Dying Young : Much-Lauded ‘Princes in Exile’ Mixes Pathos With Humor and Spirit

Sharon Bernstein is a frequent contributor to TV Times and Calendar

Producer John Dunning says that making “Princes in Exile,” a film about a young man’s coming of age at a camp for children with cancer, was his pay-back for years of making blood-and-guts action movies.

“We’d been making these high-concept films,” said Dunning, a partner in Canadian-based Cinepix Inc., which previously made films such as “Meatballs” with Bill Murray and B-titles such as “Bloody Valentine” and “Snake Eater.”

Then Dunning came across Mark Schreiber’s novel “Princes in Exile.” “I read the book and I said to my partner, ‘Maybe we should do a film for the message.”’

The result was “Princes,” which gets its U.S. TV premiere Wednesday on the USA cable network and was made jointly by Cinepix, the Canadian Broadcasting Corp. and the Canada National Film Board.


The film tells the story of Ryan, a teen-ager who has a brain tumor, as he struggles to come to grips with his mortality.

When the film opens, Ryan (played by Zachary Ansley), who wanted to become a doctor until he was diagnosed with brain cancer, has accepted his fate. But while his cancer is in remission, Ryan can’t bring himself to enjoy even the short time he has left.

At the camp, he finds friends and love and begins to live again.

“The question (of the film) is if a kid is living for the future and what he can become, and he knows there’s very little chance he can reach that goal, then what purpose does life have?” Mark Schreiber said.


Schreiber, who wrote the book-his first published novel-when he was just 20, said he got the idea from a television news segment on camps for children with cancer. The story, he said, is fiction, derived mostly from his ideas for developing the character of Ryan.

“I decided it had to be completely fictional,” Schreiber said. “I didn’t want to base it on any particular children. I did my research through nurses, parent groups and doctors I because I didn’t want to impose myself on the kids.”

When Schreiber was doing his research 10 years ago, there were only seven camps for children with cancer in the United States. Today, the camps are fairly common, generally underwritten by hospitals and health-care organizations. “It’s important for someone who’s around hospitals a lot to be in a positive natural environment,” said Schreiber, who has become a booster for such camps since researching his book. “It’s nice to be around trees, to see nature in a positive way.”

In the United States, “Princes” opened last year in limited release in theaters in New York, Chicago and San Francisco, before moving on to the festival circuit. It aired in Canada on the CBC. So far, the film has won seven awards at major festivals, including best screenplay at the World Film Festival in Montreal, best television film at the Monte Carlo Film Festival and the “diploma of honor” at the Moscow International Film Festival.

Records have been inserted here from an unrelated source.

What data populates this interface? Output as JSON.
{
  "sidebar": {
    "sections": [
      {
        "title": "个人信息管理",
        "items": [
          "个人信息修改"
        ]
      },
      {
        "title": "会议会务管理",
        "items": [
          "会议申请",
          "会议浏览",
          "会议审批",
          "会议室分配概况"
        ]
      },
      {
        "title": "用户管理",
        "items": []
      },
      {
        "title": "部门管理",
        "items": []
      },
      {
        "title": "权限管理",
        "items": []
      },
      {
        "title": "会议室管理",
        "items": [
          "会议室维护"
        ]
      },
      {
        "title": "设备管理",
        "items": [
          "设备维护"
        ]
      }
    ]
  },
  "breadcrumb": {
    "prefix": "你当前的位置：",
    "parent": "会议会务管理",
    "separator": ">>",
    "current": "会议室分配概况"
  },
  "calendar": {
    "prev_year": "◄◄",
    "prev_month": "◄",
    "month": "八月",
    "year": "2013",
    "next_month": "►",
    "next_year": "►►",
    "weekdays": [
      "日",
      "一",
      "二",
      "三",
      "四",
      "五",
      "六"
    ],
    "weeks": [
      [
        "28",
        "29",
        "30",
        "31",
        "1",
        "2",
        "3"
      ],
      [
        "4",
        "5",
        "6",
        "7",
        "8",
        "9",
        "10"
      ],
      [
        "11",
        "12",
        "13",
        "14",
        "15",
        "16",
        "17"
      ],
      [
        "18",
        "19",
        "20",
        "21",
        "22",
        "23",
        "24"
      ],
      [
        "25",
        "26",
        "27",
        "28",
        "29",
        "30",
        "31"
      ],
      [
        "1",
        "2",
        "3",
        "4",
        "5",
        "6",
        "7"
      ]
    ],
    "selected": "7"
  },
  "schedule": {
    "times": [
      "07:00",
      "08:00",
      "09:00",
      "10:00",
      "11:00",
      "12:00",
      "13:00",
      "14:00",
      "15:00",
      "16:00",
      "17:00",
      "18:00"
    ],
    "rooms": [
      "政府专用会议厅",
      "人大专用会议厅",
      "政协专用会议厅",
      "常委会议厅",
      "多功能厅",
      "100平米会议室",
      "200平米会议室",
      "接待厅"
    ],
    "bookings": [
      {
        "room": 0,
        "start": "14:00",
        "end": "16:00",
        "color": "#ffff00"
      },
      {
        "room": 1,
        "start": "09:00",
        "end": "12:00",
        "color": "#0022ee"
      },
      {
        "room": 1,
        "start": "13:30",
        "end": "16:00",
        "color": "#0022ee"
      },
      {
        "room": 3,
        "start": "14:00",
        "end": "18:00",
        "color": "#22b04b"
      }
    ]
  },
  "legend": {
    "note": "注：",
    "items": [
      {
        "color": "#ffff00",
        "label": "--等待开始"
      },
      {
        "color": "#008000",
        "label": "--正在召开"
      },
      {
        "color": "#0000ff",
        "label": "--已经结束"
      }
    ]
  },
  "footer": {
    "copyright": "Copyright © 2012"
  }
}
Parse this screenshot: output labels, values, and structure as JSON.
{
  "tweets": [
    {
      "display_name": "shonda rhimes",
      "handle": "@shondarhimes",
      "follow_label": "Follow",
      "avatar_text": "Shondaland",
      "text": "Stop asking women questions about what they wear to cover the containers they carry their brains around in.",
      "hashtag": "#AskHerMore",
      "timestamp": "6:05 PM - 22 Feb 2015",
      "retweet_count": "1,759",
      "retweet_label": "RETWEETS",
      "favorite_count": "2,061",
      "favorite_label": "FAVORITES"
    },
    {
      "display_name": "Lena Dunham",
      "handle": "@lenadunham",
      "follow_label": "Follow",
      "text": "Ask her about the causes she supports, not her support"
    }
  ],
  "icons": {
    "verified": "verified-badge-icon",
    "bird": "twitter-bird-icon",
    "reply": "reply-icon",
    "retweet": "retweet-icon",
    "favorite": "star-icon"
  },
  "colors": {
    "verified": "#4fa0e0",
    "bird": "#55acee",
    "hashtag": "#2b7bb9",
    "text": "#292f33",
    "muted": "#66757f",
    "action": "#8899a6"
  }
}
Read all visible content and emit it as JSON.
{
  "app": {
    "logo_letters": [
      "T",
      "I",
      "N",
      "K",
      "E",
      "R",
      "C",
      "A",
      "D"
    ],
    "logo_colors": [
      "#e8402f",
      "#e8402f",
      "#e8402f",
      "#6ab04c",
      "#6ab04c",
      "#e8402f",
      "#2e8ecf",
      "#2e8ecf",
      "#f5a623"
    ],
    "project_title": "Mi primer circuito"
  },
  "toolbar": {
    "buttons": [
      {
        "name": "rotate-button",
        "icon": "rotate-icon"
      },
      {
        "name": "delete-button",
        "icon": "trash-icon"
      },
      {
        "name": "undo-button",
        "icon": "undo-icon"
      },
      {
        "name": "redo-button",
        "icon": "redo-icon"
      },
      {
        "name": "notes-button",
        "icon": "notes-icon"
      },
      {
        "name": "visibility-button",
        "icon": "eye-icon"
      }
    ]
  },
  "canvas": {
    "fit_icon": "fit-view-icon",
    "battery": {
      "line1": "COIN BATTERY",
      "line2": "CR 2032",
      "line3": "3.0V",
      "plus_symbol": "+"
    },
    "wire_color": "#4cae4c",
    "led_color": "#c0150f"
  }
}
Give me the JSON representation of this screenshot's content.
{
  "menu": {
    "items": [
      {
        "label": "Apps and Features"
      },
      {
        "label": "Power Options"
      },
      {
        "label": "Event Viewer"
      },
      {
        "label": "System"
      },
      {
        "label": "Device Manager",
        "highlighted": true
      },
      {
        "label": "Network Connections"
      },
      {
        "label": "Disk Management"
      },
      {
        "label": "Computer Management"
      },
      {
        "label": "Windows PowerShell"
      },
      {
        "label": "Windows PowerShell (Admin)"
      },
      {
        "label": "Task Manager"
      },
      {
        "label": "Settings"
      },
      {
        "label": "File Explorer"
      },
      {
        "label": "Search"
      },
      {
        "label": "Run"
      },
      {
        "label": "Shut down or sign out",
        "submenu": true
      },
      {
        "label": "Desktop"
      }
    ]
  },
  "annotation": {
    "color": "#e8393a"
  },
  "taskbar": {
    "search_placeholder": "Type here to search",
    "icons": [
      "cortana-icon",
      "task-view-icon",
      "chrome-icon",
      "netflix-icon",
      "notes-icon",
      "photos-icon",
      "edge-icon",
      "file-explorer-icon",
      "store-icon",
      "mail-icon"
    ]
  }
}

Dunning says that the film is different from standard made-for-TV medical fare. “We always see what the parents suffer when their kids are sick, but nobody’s ever done anything from the kids’ point of view,” Dunning said. “In fact, there was a little scene in the book where the parents came up visiting, and I didn’t want to put it in the film. This was the kids’ view of the disease, and I didn’t want to get adults into it.”

“Princes” also lacks some of the melodrama that fills most medical movies, Dunning said.

“It’s a summer camp, so there’s a lot of humor in it,” he said. “The illness is there, and the tragedy is there, but there’s an underlying humor. These kids are not totally depressed all the time.”

Because all of the children at the camp are in remission, “they behave like kids at camp.”


Ryan becomes close to the camp’s resident daredevil and a girl named Holly (played by Stacy Mistysyn), who has lost part of a leg to her cancer.

He comes to camp with two goals: to publish his journal and to lose his virginity. Along the way, he finds the strength to live richly in the time that remains to him.

“He had been oriented toward becoming a physician and treating people, and (instead) he became the patient and the victim, and he has to see the world through those eyes,” Schreiber said. “And he also has to face the fact that he is not going to reach his dream. What he learns is how to resolve himself to living day to day.”

And while the story is about youngsters, its message is for adults, say Dunning and Schreiber. In hopes of attracting a family audience, USA has scheduled the two-hour film for the night before Thanksgiving.

“In (Hollywood), we look at all these Rambo-like heroes, the musclemen of the world, playing all these heroes,” Dunning said. “If there is any message at all, it’s that these kids-not the cinematic ones-are the real heroes.”

“Princes in Exile” airs Wednesday at 9 p.m. on the USA network.